▸ **Work order**: Check each line of the entries. Copy the ones that contain the string "WhatsApp".

▸ **Exercise input**:
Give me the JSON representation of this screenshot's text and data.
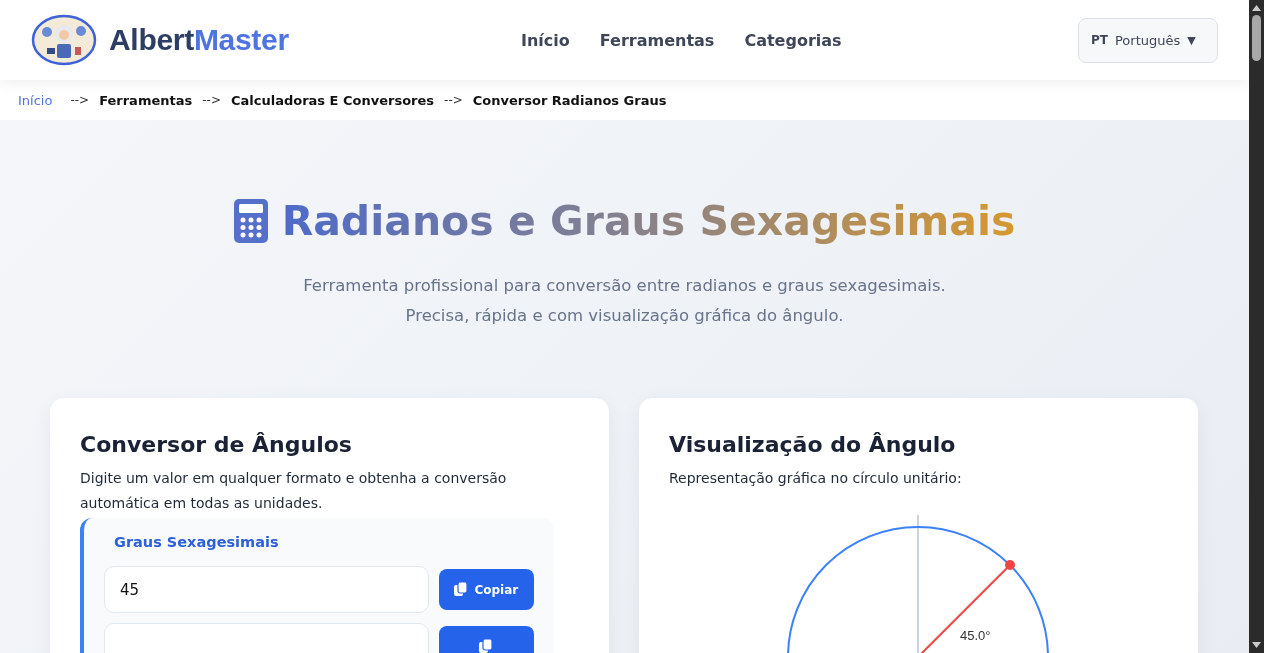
{
  "header": {
    "brand": [
      {
        "text": "Albert",
        "kind": "dark"
      },
      {
        "text": "Master",
        "kind": "accent"
      }
    ],
    "nav": [
      {
        "label": "Início"
      },
      {
        "label": "Ferramentas"
      },
      {
        "label": "Categorias"
      }
    ],
    "language": {
      "code": "PT",
      "label": "Português",
      "caret": "▼"
    }
  },
  "breadcrumb": [
    {
      "label": "Início",
      "link": true
    },
    {
      "label": "Ferramentas",
      "link": false
    },
    {
      "label": "Calculadoras E Conversores",
      "link": false
    },
    {
      "label": "Conversor Radianos Graus",
      "link": false
    }
  ],
  "breadcrumb_separator": "-->",
  "hero": {
    "title": "Radianos e Graus Sexagesimais",
    "subtitle_lines": [
      "Ferramenta profissional para conversão entre radianos e graus sexagesimais.",
      "Precisa, rápida e com visualização gráfica do ângulo."
    ]
  },
  "converter": {
    "title": "Conversor de Ângulos",
    "description": "Digite um valor em qualquer formato e obtenha a conversão automática em todas as unidades.",
    "group_label": "Graus Sexagesimais",
    "rows": [
      {
        "value": "45",
        "button": "Copiar"
      },
      {}
    ]
  },
  "visualization": {
    "title": "Visualização do Ângulo",
    "description": "Representação gráfica no círculo unitário:",
    "angle_label": "45.0°"
  }
}
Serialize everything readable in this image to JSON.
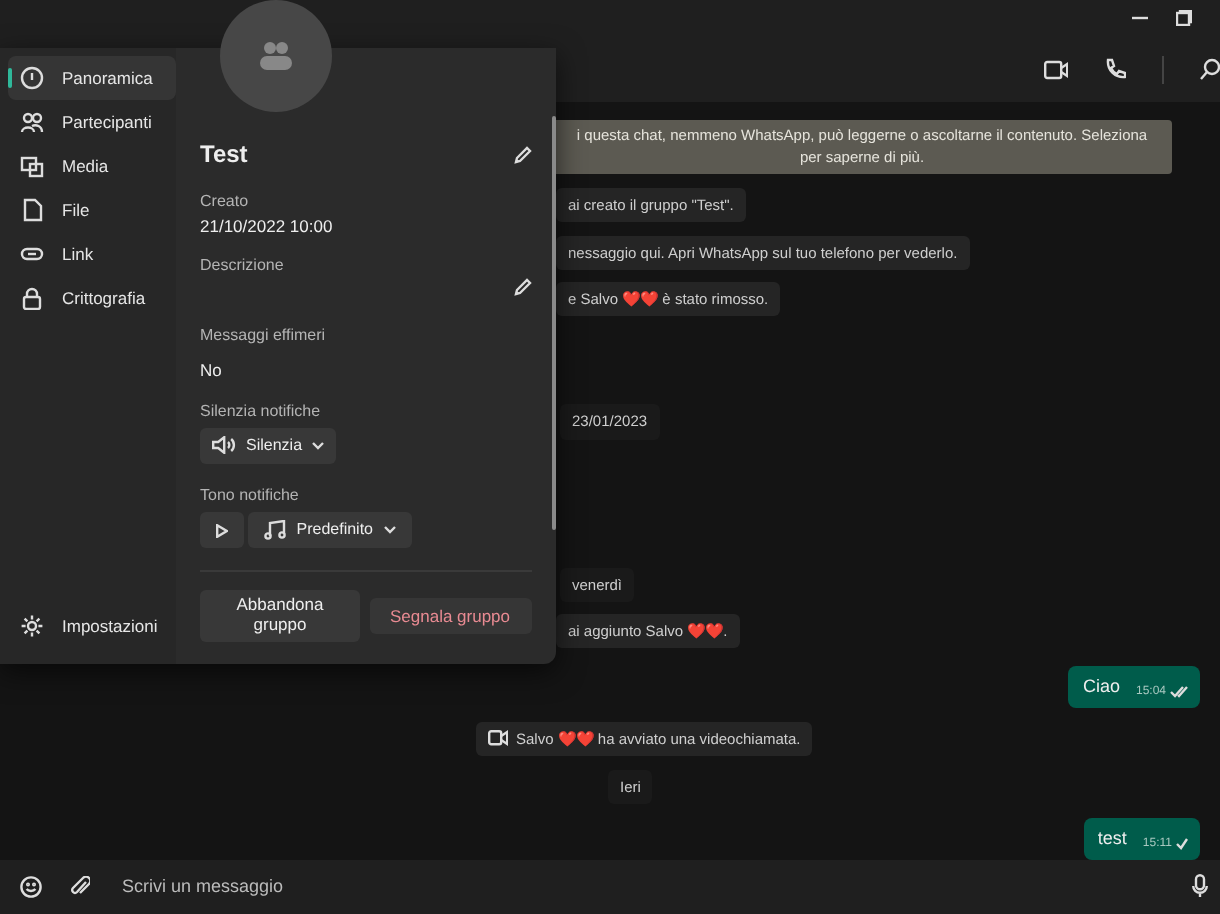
{
  "nav": {
    "items": [
      {
        "label": "Panoramica",
        "selected": true
      },
      {
        "label": "Partecipanti",
        "selected": false
      },
      {
        "label": "Media",
        "selected": false
      },
      {
        "label": "File",
        "selected": false
      },
      {
        "label": "Link",
        "selected": false
      },
      {
        "label": "Crittografia",
        "selected": false
      }
    ],
    "settings": "Impostazioni"
  },
  "details": {
    "name": "Test",
    "created_label": "Creato",
    "created": "21/10/2022 10:00",
    "description_label": "Descrizione",
    "ephemeral_label": "Messaggi effimeri",
    "ephemeral": "No",
    "mute_label": "Silenzia notifiche",
    "mute_button": "Silenzia",
    "tone_label": "Tono notifiche",
    "tone_button": "Predefinito",
    "leave_button": "Abbandona gruppo",
    "report_button": "Segnala gruppo"
  },
  "messages": [
    {
      "kind": "banner",
      "text": "i questa chat, nemmeno WhatsApp, può leggerne o ascoltarne il contenuto. Seleziona per saperne di più."
    },
    {
      "kind": "system",
      "text": "ai creato il gruppo \"Test\"."
    },
    {
      "kind": "system",
      "text": "nessaggio qui. Apri WhatsApp sul tuo telefono per vederlo."
    },
    {
      "kind": "system",
      "text": "e Salvo ❤️❤️ è stato rimosso."
    },
    {
      "kind": "date",
      "text": "23/01/2023"
    },
    {
      "kind": "date",
      "text": "venerdì"
    },
    {
      "kind": "system",
      "text": "ai aggiunto Salvo ❤️❤️."
    },
    {
      "kind": "outgoing",
      "text": "Ciao",
      "time": "15:04",
      "read": true
    },
    {
      "kind": "call",
      "text": "Salvo ❤️❤️ ha avviato una videochiamata."
    },
    {
      "kind": "date",
      "text": "Ieri"
    },
    {
      "kind": "outgoing",
      "text": "test",
      "time": "15:11",
      "read": false
    }
  ],
  "composer": {
    "placeholder": "Scrivi un messaggio"
  }
}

▸ **Response for this exercise**:
      "text": "i questa chat, nemmeno WhatsApp, può leggerne o ascoltarne il contenuto. Seleziona per saperne di più."
      "text": "nessaggio qui. Apri WhatsApp sul tuo telefono per vederlo."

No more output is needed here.